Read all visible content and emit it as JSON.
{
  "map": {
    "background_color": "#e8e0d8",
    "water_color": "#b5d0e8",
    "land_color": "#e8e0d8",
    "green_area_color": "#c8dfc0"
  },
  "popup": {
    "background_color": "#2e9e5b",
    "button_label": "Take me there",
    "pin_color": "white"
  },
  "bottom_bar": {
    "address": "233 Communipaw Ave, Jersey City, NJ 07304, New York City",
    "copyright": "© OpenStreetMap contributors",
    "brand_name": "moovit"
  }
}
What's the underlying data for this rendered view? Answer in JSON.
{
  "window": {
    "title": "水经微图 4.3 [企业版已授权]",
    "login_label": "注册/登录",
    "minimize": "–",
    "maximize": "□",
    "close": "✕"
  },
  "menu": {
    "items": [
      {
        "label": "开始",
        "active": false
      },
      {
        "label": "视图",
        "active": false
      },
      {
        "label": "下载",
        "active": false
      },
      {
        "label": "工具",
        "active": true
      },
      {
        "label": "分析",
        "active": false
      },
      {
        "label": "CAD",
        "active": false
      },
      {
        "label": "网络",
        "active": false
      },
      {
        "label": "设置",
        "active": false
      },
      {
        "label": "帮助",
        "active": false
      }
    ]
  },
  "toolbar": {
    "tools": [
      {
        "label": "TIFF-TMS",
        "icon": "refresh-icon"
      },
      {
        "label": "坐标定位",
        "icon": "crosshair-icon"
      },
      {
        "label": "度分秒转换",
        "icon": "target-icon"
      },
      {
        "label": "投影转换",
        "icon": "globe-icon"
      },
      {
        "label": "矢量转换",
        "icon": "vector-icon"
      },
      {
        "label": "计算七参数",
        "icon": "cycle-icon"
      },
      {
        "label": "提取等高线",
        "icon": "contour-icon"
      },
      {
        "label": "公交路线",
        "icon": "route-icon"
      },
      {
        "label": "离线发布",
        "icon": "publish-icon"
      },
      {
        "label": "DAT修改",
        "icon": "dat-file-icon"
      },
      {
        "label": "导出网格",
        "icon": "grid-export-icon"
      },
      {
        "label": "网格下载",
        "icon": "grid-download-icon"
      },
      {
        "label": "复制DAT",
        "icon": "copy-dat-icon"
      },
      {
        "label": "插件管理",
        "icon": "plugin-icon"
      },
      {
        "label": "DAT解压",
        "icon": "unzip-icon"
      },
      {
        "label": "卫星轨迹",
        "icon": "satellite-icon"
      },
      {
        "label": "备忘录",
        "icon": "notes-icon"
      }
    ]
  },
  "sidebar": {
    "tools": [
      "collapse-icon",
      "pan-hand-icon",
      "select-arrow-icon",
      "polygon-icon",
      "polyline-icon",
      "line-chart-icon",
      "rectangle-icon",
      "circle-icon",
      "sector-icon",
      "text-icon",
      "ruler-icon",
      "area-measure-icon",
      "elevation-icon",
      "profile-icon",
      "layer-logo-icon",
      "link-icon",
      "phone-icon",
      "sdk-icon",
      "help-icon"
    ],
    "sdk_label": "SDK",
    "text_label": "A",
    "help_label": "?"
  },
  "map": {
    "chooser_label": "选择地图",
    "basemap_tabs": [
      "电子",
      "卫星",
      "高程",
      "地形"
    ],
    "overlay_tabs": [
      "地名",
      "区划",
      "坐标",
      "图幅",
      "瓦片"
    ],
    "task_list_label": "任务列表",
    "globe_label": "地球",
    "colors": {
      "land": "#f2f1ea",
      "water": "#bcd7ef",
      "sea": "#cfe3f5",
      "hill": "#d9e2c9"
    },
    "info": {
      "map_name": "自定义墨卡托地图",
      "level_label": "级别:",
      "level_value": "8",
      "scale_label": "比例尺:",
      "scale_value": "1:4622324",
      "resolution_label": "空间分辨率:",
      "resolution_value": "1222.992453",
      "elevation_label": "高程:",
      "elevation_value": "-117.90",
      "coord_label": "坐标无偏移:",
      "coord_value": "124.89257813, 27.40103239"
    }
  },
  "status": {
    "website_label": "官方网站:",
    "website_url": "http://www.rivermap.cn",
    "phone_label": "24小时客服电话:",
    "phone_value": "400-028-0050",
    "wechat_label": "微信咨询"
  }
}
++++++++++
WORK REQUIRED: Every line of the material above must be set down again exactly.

WRITTEN SOLUTION:
Read all visible content and emit it as JSON.
{
  "map": {
    "background_color": "#e8e0d8",
    "water_color": "#b5d0e8",
    "land_color": "#e8e0d8",
    "green_area_color": "#c8dfc0"
  },
  "popup": {
    "background_color": "#2e9e5b",
    "button_label": "Take me there",
    "pin_color": "white"
  },
  "bottom_bar": {
    "address": "233 Communipaw Ave, Jersey City, NJ 07304, New York City",
    "copyright": "© OpenStreetMap contributors",
    "brand_name": "moovit"
  }
}
What's the underlying data for this rendered view? Answer in JSON.
{
  "window": {
    "title": "水经微图 4.3 [企业版已授权]",
    "login_label": "注册/登录",
    "minimize": "–",
    "maximize": "□",
    "close": "✕"
  },
  "menu": {
    "items": [
      {
        "label": "开始",
        "active": false
      },
      {
        "label": "视图",
        "active": false
      },
      {
        "label": "下载",
        "active": false
      },
      {
        "label": "工具",
        "active": true
      },
      {
        "label": "分析",
        "active": false
      },
      {
        "label": "CAD",
        "active": false
      },
      {
        "label": "网络",
        "active": false
      },
      {
        "label": "设置",
        "active": false
      },
      {
        "label": "帮助",
        "active": false
      }
    ]
  },
  "toolbar": {
    "tools": [
      {
        "label": "TIFF-TMS",
        "icon": "refresh-icon"
      },
      {
        "label": "坐标定位",
        "icon": "crosshair-icon"
      },
      {
        "label": "度分秒转换",
        "icon": "target-icon"
      },
      {
        "label": "投影转换",
        "icon": "globe-icon"
      },
      {
        "label": "矢量转换",
        "icon": "vector-icon"
      },
      {
        "label": "计算七参数",
        "icon": "cycle-icon"
      },
      {
        "label": "提取等高线",
        "icon": "contour-icon"
      },
      {
        "label": "公交路线",
        "icon": "route-icon"
      },
      {
        "label": "离线发布",
        "icon": "publish-icon"
      },
      {
        "label": "DAT修改",
        "icon": "dat-file-icon"
      },
      {
        "label": "导出网格",
        "icon": "grid-export-icon"
      },
      {
        "label": "网格下载",
        "icon": "grid-download-icon"
      },
      {
        "label": "复制DAT",
        "icon": "copy-dat-icon"
      },
      {
        "label": "插件管理",
        "icon": "plugin-icon"
      },
      {
        "label": "DAT解压",
        "icon": "unzip-icon"
      },
      {
        "label": "卫星轨迹",
        "icon": "satellite-icon"
      },
      {
        "label": "备忘录",
        "icon": "notes-icon"
      }
    ]
  },
  "sidebar": {
    "tools": [
      "collapse-icon",
      "pan-hand-icon",
      "select-arrow-icon",
      "polygon-icon",
      "polyline-icon",
      "line-chart-icon",
      "rectangle-icon",
      "circle-icon",
      "sector-icon",
      "text-icon",
      "ruler-icon",
      "area-measure-icon",
      "elevation-icon",
      "profile-icon",
      "layer-logo-icon",
      "link-icon",
      "phone-icon",
      "sdk-icon",
      "help-icon"
    ],
    "sdk_label": "SDK",
    "text_label": "A",
    "help_label": "?"
  },
  "map": {
    "chooser_label": "选择地图",
    "basemap_tabs": [
      "电子",
      "卫星",
      "高程",
      "地形"
    ],
    "overlay_tabs": [
      "地名",
      "区划",
      "坐标",
      "图幅",
      "瓦片"
    ],
    "task_list_label": "任务列表",
    "globe_label": "地球",
    "colors": {
      "land": "#f2f1ea",
      "water": "#bcd7ef",
      "sea": "#cfe3f5",
      "hill": "#d9e2c9"
    },
    "info": {
      "map_name": "自定义墨卡托地图",
      "level_label": "级别:",
      "level_value": "8",
      "scale_label": "比例尺:",
      "scale_value": "1:4622324",
      "resolution_label": "空间分辨率:",
      "resolution_value": "1222.992453",
      "elevation_label": "高程:",
      "elevation_value": "-117.90",
      "coord_label": "坐标无偏移:",
      "coord_value": "124.89257813, 27.40103239"
    }
  },
  "status": {
    "website_label": "官方网站:",
    "website_url": "http://www.rivermap.cn",
    "phone_label": "24小时客服电话:",
    "phone_value": "400-028-0050",
    "wechat_label": "微信咨询"
  }
}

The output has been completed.